9/11 tribute back on after cancellation


After a decision was announced by the 9/11 Memorial & Museum to cancel its annual Tribute in Light event to commemorate the 19th anniversary of the 9/11 terrorist attacks, New Yorkers quickly spoke up, calling for the decision to be reversed.

“The cancellation of the 9/11 Trib- ute in Light Memorial is a disgraceful embarrassment to the memory of those who perished, their families, this state and this country,” said Brookhaven councilman Dan Panico. “It is absurd to declare that outdoor xenon light boxes cannot be wired together and turned on and off safely, as construction sites have continued safely for months.”

“While I understand these are unusual times, I believe it would be a mistake and a dishonor to cancel the Tribute in Light,” said NYS Sen. Monica Martinez. “Although an alternative has been suggested for other buildings across the city, I believe such a plan would be a poor substitute for the Tribute in Light.”

Shortly after the announcement was made, the nonprofit Towers to Tunnels Foundation, which honors the memory of firefighter Stephen Siller, who lost his life serving on 9/11, decided to host their own independent ceremony, which they said could be done safely. The ceremony would project lights and include the reading of the names of all who perished on 9/11.

Finally, on Saturday, the 9/11 Memorial & Museum reversed its decision, saying they received more resources to make sure the event would happen in a safe manner.

“For the last eight years, the 9/11 Memorial & Museum has produced the Tribute in Light, and we recognize the profound meaning it has for so many New Yorkers. This year, its message of hope, endurance, and resilience is more important than ever,” said museum CEO Alice Greenwald in a statement. “In the last 24 hours, we’ve had conversations with many interested parties and believe we will be able to stage the tribute in a safe and appropriate fashion.”

Greenwald added that chairmen of the event, former New York City mayor Mike Bloomberg and Gov. Andrew Cuomo, had committed more resources and personnel to the event.

“I understand the museum’s concern for health and safety, and appreciate their reconsideration,” Cuomo said in a statement. “The state will provide health personnel to supervise to make sure the event is held safely, while at the same time properly honoring 9/11. We will never forget.”

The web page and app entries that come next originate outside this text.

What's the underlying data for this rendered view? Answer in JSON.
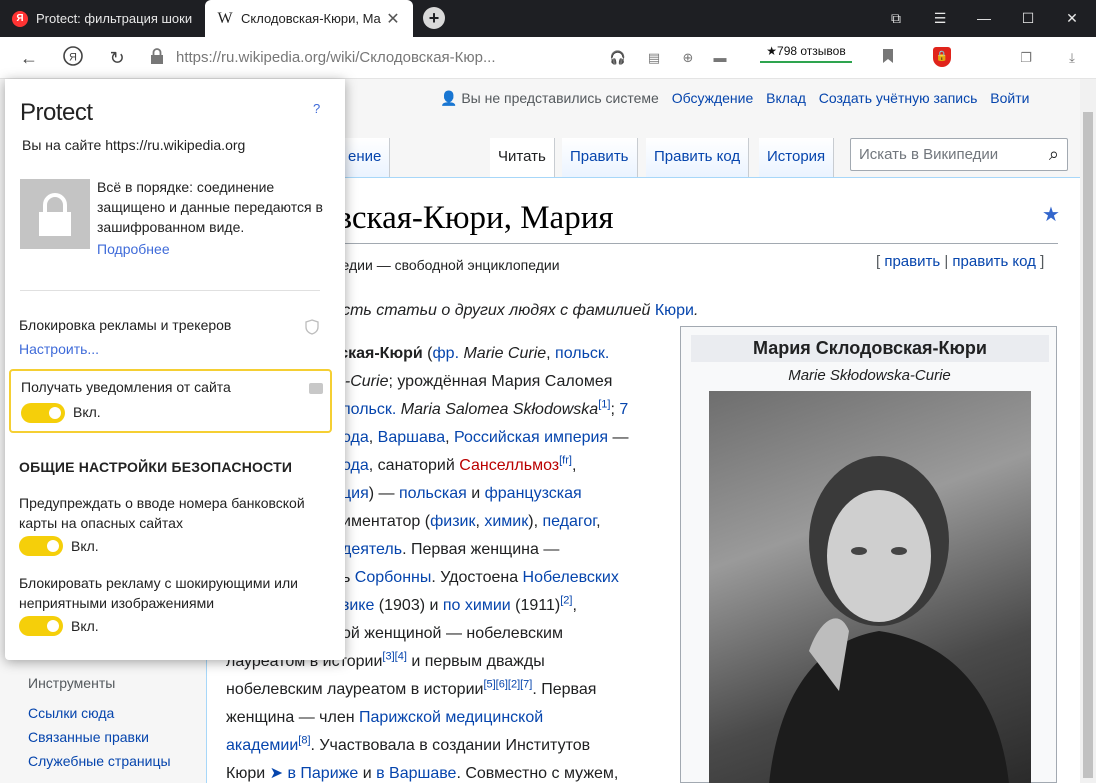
{
  "tabs": [
    {
      "title": "Protect: фильтрация шоки",
      "favicon": "Я"
    },
    {
      "title": "Склодовская-Кюри, Ма",
      "favicon": "W"
    }
  ],
  "address": {
    "url": "https://ru.wikipedia.org/wiki/Склодовская-Кюр...",
    "reviews": "★798 отзывов"
  },
  "wiki": {
    "userbar": {
      "anon": "Вы не представились системе",
      "talk": "Обсуждение",
      "contrib": "Вклад",
      "create": "Создать учётную запись",
      "login": "Войти"
    },
    "tabs": {
      "article_fragment": "ение",
      "read": "Читать",
      "edit": "Править",
      "edit_code": "Править код",
      "history": "История"
    },
    "search_placeholder": "Искать в Википедии",
    "title_fragment": "овская-Кюри, Мария",
    "from_fragment": "кипедии — свободной энциклопедии",
    "edit_links": {
      "edit": "править",
      "edit_code": "править код"
    },
    "hatnote": {
      "text": "и есть статьи о других людях с фамилией ",
      "link": "Кюри",
      "end": "."
    },
    "infobox": {
      "title": "Мария Склодовская-Кюри",
      "subtitle": "Marie Skłodowska-Curie"
    },
    "tools": {
      "heading": "Инструменты",
      "links": [
        "Ссылки сюда",
        "Связанные правки",
        "Служебные страницы"
      ]
    },
    "paragraph": {
      "l1": {
        "a": "о́вская-Кюри́",
        "b": " (",
        "c": "фр.",
        "d": " Marie Curie",
        "e": ", ",
        "f": "польск."
      },
      "l2": {
        "a": "ska-Curie",
        "b": "; урождённая Мария Саломея"
      },
      "l3": {
        "a": "польск.",
        "b": " Maria Salomea Skłodowska",
        "c": "[1]",
        "d": "; ",
        "e": "7"
      },
      "l4": {
        "a": "ода",
        "b": ", ",
        "c": "Варшава",
        "d": ", ",
        "e": "Российская империя",
        "f": " —"
      },
      "l5": {
        "a": "ода",
        "b": ", санаторий ",
        "c": "Санселльмоз",
        "d": "[fr]",
        "e": ","
      },
      "l6": {
        "a": "ция",
        "b": ") — ",
        "c": "польская",
        "d": " и ",
        "e": "французская"
      },
      "l7": {
        "a": "иментатор (",
        "b": "физик",
        "c": ", ",
        "d": "химик",
        "e": "), ",
        "f": "педагог",
        "g": ","
      },
      "l8": {
        "a": "деятель",
        "b": ". Первая женщина —"
      },
      "l9": {
        "a": "ь ",
        "b": "Сорбонны",
        "c": ". Удостоена ",
        "d": "Нобелевских"
      },
      "l10": {
        "a": "зике",
        "b": " (1903) и ",
        "c": "по химии",
        "d": " (1911)",
        "e": "[2]",
        "f": ","
      },
      "l11": {
        "a": "ой женщиной — нобелевским"
      },
      "l12": {
        "a": "лауреатом в истории",
        "b": "[3][4]",
        "c": " и первым дважды"
      },
      "l13": {
        "a": "нобелевским лауреатом в истории",
        "b": "[5][6][2][7]",
        "c": ". Первая"
      },
      "l14": {
        "a": "женщина — член ",
        "b": "Парижской медицинской"
      },
      "l15": {
        "a": "академии",
        "b": "[8]",
        "c": ". Участвовала в создании Институтов"
      },
      "l16": {
        "a": "Кюри ",
        "b": "➤",
        "c": " в Париже",
        "d": " и ",
        "e": "в Варшаве",
        "f": ". Совместно с мужем,"
      }
    }
  },
  "protect": {
    "title": "Protect",
    "help": "?",
    "site": "Вы на сайте https://ru.wikipedia.org",
    "connection": "Всё в порядке: соединение защищено и данные передаются в зашифрованном виде.",
    "more": "Подробнее",
    "adblock": "Блокировка рекламы и трекеров",
    "configure": "Настроить...",
    "notifications": {
      "label": "Получать уведомления от сайта",
      "state": "Вкл.",
      "on": true
    },
    "heading": "ОБЩИЕ НАСТРОЙКИ БЕЗОПАСНОСТИ",
    "bank": {
      "label": "Предупреждать о вводе номера банковской карты на опасных сайтах",
      "state": "Вкл.",
      "on": true
    },
    "shock": {
      "label": "Блокировать рекламу с шокирующими или неприятными изображениями",
      "state": "Вкл.",
      "on": true
    }
  },
  "colors": {
    "accent": "#f5cf0a",
    "link": "#0645ad",
    "popup_link": "#3f6bd9"
  }
}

Frank Siller, CEO of the Towers to Tunnels Foundation, said in a letter that it took “an outcry of 9/11 families, America, and the Towers to Tunnels Foundation’s decision to assume these powerful remembrance traditions, for their leadership to recognize it could indeed be done safely.”

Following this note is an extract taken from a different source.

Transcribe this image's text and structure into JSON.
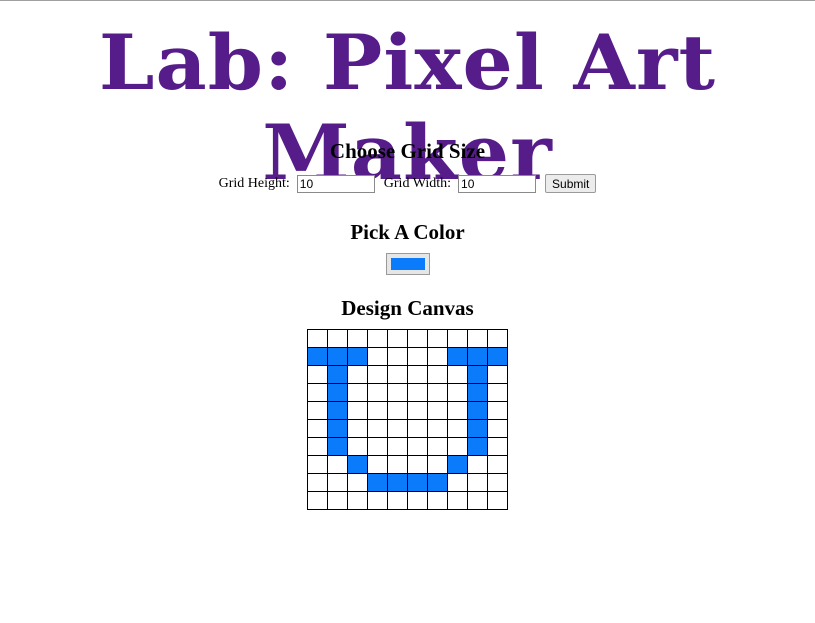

No comments on this story | Please log in to comment by clicking here